What this means is that as the hot, moist air rises from deep in the Jovian atmosphere, it meets a cap of warm air in the tropical regions of Jupiter. Well, long before we had Juno orbiting Jupiter, scientists were able to record the lightning on this planet only within the kilohertz range. Its mission managers initially wanted to destroy the orbiter by plunging it into Jupiter's clouds sometime after it concludes its mission in July.
The spacecraft is studying Jupiter's gravitational and magnetic fields as well as its thick atmosphere, collecting data that should reveal key insights about how the gas giant formed and evolved. This rate and amount is six times more lightning than Voyager observed.
"This will help us better understand the composition, general circulation and energy transport on Jupiter".
The $1.1 billion Juno mission has been extended through at least July 2021, NASA officials announced yesterday (June 6).
The decision to fund the Juno mission through fiscal year 2022 was made after an "independent panel of experts" ruled that it was on track to "achieve its science objectives and is already returning spectacular results".

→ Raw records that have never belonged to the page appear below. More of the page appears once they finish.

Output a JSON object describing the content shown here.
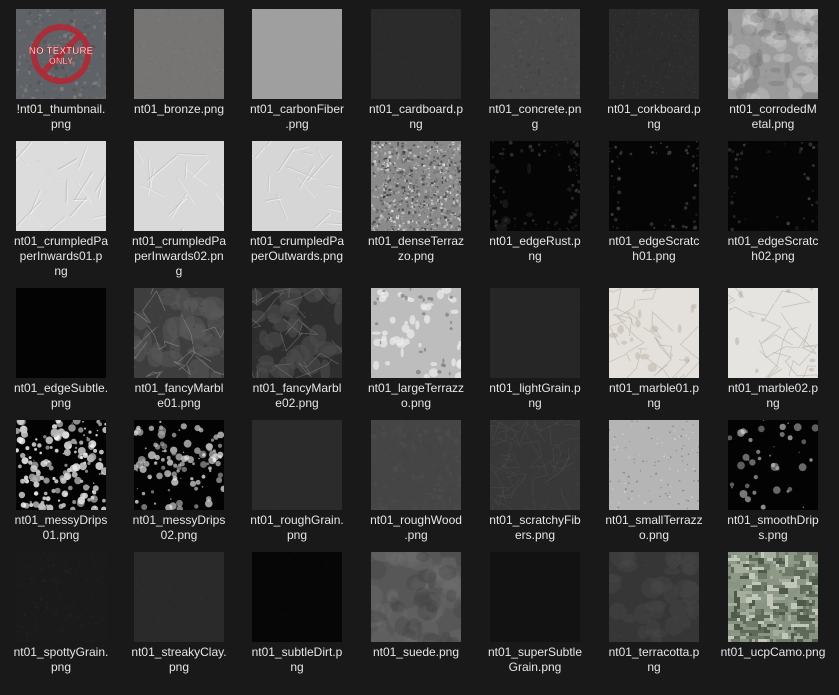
{
  "files": [
    {
      "name": "!nt01_thumbnail.png",
      "texture": "thumbnail-icon",
      "logo_text": [
        "NO TEXTURE",
        "ONLY"
      ]
    },
    {
      "name": "nt01_bronze.png",
      "texture": "bronze"
    },
    {
      "name": "nt01_carbonFiber.png",
      "texture": "carbonFiber"
    },
    {
      "name": "nt01_cardboard.png",
      "texture": "cardboard"
    },
    {
      "name": "nt01_concrete.png",
      "texture": "concrete"
    },
    {
      "name": "nt01_corkboard.png",
      "texture": "corkboard"
    },
    {
      "name": "nt01_corrodedMetal.png",
      "texture": "corrodedMetal"
    },
    {
      "name": "nt01_crumpledPaperInwards01.png",
      "texture": "crumpledPaperInwards01"
    },
    {
      "name": "nt01_crumpledPaperInwards02.png",
      "texture": "crumpledPaperInwards02"
    },
    {
      "name": "nt01_crumpledPaperOutwards.png",
      "texture": "crumpledPaperOutwards"
    },
    {
      "name": "nt01_denseTerrazzo.png",
      "texture": "denseTerrazzo"
    },
    {
      "name": "nt01_edgeRust.png",
      "texture": "edgeRust"
    },
    {
      "name": "nt01_edgeScratch01.png",
      "texture": "edgeScratch01"
    },
    {
      "name": "nt01_edgeScratch02.png",
      "texture": "edgeScratch02"
    },
    {
      "name": "nt01_edgeSubtle.png",
      "texture": "edgeSubtle"
    },
    {
      "name": "nt01_fancyMarble01.png",
      "texture": "fancyMarble01"
    },
    {
      "name": "nt01_fancyMarble02.png",
      "texture": "fancyMarble02"
    },
    {
      "name": "nt01_largeTerrazzo.png",
      "texture": "largeTerrazzo"
    },
    {
      "name": "nt01_lightGrain.png",
      "texture": "lightGrain"
    },
    {
      "name": "nt01_marble01.png",
      "texture": "marble01"
    },
    {
      "name": "nt01_marble02.png",
      "texture": "marble02"
    },
    {
      "name": "nt01_messyDrips01.png",
      "texture": "messyDrips01"
    },
    {
      "name": "nt01_messyDrips02.png",
      "texture": "messyDrips02"
    },
    {
      "name": "nt01_roughGrain.png",
      "texture": "roughGrain"
    },
    {
      "name": "nt01_roughWood.png",
      "texture": "roughWood"
    },
    {
      "name": "nt01_scratchyFibers.png",
      "texture": "scratchyFibers"
    },
    {
      "name": "nt01_smallTerrazzo.png",
      "texture": "smallTerrazzo"
    },
    {
      "name": "nt01_smoothDrips.png",
      "texture": "smoothDrips"
    },
    {
      "name": "nt01_spottyGrain.png",
      "texture": "spottyGrain"
    },
    {
      "name": "nt01_streakyClay.png",
      "texture": "streakyClay"
    },
    {
      "name": "nt01_subtleDirt.png",
      "texture": "subtleDirt"
    },
    {
      "name": "nt01_suede.png",
      "texture": "suede"
    },
    {
      "name": "nt01_superSubtleGrain.png",
      "texture": "superSubtleGrain"
    },
    {
      "name": "nt01_terracotta.png",
      "texture": "terracotta"
    },
    {
      "name": "nt01_ucpCamo.png",
      "texture": "ucpCamo"
    }
  ],
  "label_lines": [
    [
      "!nt01_thumbnail.",
      "png"
    ],
    [
      "nt01_bronze.png"
    ],
    [
      "nt01_carbonFiber",
      ".png"
    ],
    [
      "nt01_cardboard.p",
      "ng"
    ],
    [
      "nt01_concrete.pn",
      "g"
    ],
    [
      "nt01_corkboard.p",
      "ng"
    ],
    [
      "nt01_corrodedM",
      "etal.png"
    ],
    [
      "nt01_crumpledPa",
      "perInwards01.p",
      "ng"
    ],
    [
      "nt01_crumpledPa",
      "perInwards02.pn",
      "g"
    ],
    [
      "nt01_crumpledPa",
      "perOutwards.png"
    ],
    [
      "nt01_denseTerraz",
      "zo.png"
    ],
    [
      "nt01_edgeRust.p",
      "ng"
    ],
    [
      "nt01_edgeScratc",
      "h01.png"
    ],
    [
      "nt01_edgeScratc",
      "h02.png"
    ],
    [
      "nt01_edgeSubtle.",
      "png"
    ],
    [
      "nt01_fancyMarbl",
      "e01.png"
    ],
    [
      "nt01_fancyMarbl",
      "e02.png"
    ],
    [
      "nt01_largeTerrazz",
      "o.png"
    ],
    [
      "nt01_lightGrain.p",
      "ng"
    ],
    [
      "nt01_marble01.p",
      "ng"
    ],
    [
      "nt01_marble02.p",
      "ng"
    ],
    [
      "nt01_messyDrips",
      "01.png"
    ],
    [
      "nt01_messyDrips",
      "02.png"
    ],
    [
      "nt01_roughGrain.",
      "png"
    ],
    [
      "nt01_roughWood",
      ".png"
    ],
    [
      "nt01_scratchyFib",
      "ers.png"
    ],
    [
      "nt01_smallTerrazz",
      "o.png"
    ],
    [
      "nt01_smoothDrip",
      "s.png"
    ],
    [
      "nt01_spottyGrain.",
      "png"
    ],
    [
      "nt01_streakyClay.",
      "png"
    ],
    [
      "nt01_subtleDirt.p",
      "ng"
    ],
    [
      "nt01_suede.png"
    ],
    [
      "nt01_superSubtle",
      "Grain.png"
    ],
    [
      "nt01_terracotta.p",
      "ng"
    ],
    [
      "nt01_ucpCamo.png"
    ]
  ],
  "colors": {
    "background": "#191919",
    "label_text": "#e6e6e6",
    "no_texture_red": "#b02a35"
  }
}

"These discoveries could only happen with Juno", Scott Bolton, another author on the paper said.